Moving aft from the bow, the first major feature encountered is turret 1. With its three 14-inch guns trained forward in a slightly depressed elevation, this turret dropped intact with the deck when the latter col- lapsed. The guns and machinery, as well as the top of turret 2 have been removed, but the armored sides and back plate of the turret mark its posi- tion with the tops of the turret sides visible just above the surface of the water at low tide. The bottom portion of the superstructure remains intact; its formerly enclosed spaces are discernable through the stubs of bulkheads and features such as the base of ARIZONA's stack, the blue and white checked tiles of the galley, and the legs of the galley stoves and other kitchen equipment which remain attached to the deck. A surprising array of small artifacts litter this area; among them dishes and silver- ware. It is at this area that the ARIZONA Memorial spans the wreck and the outline of the superstructure area forms the basic outline of the ship that visitors see on one side of the Memorial.

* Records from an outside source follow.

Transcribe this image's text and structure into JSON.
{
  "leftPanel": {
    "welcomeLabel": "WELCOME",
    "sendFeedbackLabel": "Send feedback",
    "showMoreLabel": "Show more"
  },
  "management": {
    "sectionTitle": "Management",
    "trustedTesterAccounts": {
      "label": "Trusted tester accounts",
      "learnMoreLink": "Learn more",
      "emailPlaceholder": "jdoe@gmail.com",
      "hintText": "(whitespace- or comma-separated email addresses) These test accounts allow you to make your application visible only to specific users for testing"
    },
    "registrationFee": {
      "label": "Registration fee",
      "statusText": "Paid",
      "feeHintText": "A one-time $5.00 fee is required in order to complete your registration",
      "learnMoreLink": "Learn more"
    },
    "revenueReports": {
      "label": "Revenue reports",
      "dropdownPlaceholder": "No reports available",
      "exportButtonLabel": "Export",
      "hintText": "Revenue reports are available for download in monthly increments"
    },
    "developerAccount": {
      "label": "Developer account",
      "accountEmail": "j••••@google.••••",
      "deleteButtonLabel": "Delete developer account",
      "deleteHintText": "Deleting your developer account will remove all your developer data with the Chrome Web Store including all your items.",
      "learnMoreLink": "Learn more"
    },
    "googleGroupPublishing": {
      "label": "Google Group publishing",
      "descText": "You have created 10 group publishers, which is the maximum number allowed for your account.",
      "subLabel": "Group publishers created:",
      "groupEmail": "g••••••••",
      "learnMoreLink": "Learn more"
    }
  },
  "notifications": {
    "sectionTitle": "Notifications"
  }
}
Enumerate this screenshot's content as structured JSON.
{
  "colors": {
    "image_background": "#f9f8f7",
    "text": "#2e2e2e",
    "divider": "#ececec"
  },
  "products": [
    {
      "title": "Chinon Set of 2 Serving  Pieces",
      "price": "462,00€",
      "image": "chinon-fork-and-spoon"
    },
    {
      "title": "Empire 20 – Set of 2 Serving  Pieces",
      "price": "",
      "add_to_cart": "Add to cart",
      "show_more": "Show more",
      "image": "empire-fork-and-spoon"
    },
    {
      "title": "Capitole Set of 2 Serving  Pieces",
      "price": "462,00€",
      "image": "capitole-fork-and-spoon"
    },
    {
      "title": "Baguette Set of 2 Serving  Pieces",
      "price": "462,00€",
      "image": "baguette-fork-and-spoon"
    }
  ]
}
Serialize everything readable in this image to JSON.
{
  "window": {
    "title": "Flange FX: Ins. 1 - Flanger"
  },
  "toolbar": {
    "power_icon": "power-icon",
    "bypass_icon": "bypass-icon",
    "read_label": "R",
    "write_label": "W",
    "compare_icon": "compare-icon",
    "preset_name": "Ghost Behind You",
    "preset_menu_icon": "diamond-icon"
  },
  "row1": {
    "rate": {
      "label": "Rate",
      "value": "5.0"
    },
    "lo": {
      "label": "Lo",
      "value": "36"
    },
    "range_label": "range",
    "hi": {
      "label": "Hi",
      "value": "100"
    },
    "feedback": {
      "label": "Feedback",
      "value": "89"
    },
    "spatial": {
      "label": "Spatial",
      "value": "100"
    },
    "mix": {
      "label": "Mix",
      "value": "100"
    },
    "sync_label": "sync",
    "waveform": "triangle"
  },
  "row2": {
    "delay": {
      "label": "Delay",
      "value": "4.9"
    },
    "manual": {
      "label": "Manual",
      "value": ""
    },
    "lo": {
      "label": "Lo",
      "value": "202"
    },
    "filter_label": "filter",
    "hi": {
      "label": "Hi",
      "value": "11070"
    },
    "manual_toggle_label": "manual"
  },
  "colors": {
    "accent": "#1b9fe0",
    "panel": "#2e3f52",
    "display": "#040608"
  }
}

Moving aft from the superstructure, the stub of the battleship's main- mast rises toward the surface; welded to it is the steel flagstaff from which the Memorial's flag flies. Aft of the mainmast is the barbette for turret 3, which rises above the surface of the water. The round barbette is the most prominent above water feature of the battleship. Attached on support to the port side of the turret 3 barbette and on the port side of the former bridge area are the rusting remains of 1942 steel and concrete quays which were constructed as a new battleship berth. Aft of turret 3 is the submerged barbette of turret 4. This turret was hit a glancing blow by a bomb, and according to one survivor who was standing on the turret when it was hit, "it scooped out the side of the turret with a big mound of molten steel." Another feature aft is the mount for the observation plane's catapult at the stern. the original casemates for the 5-inch/51- caliber guns line the stern quarter; at the stern itself the raised letters forming ARIZONA's name are present.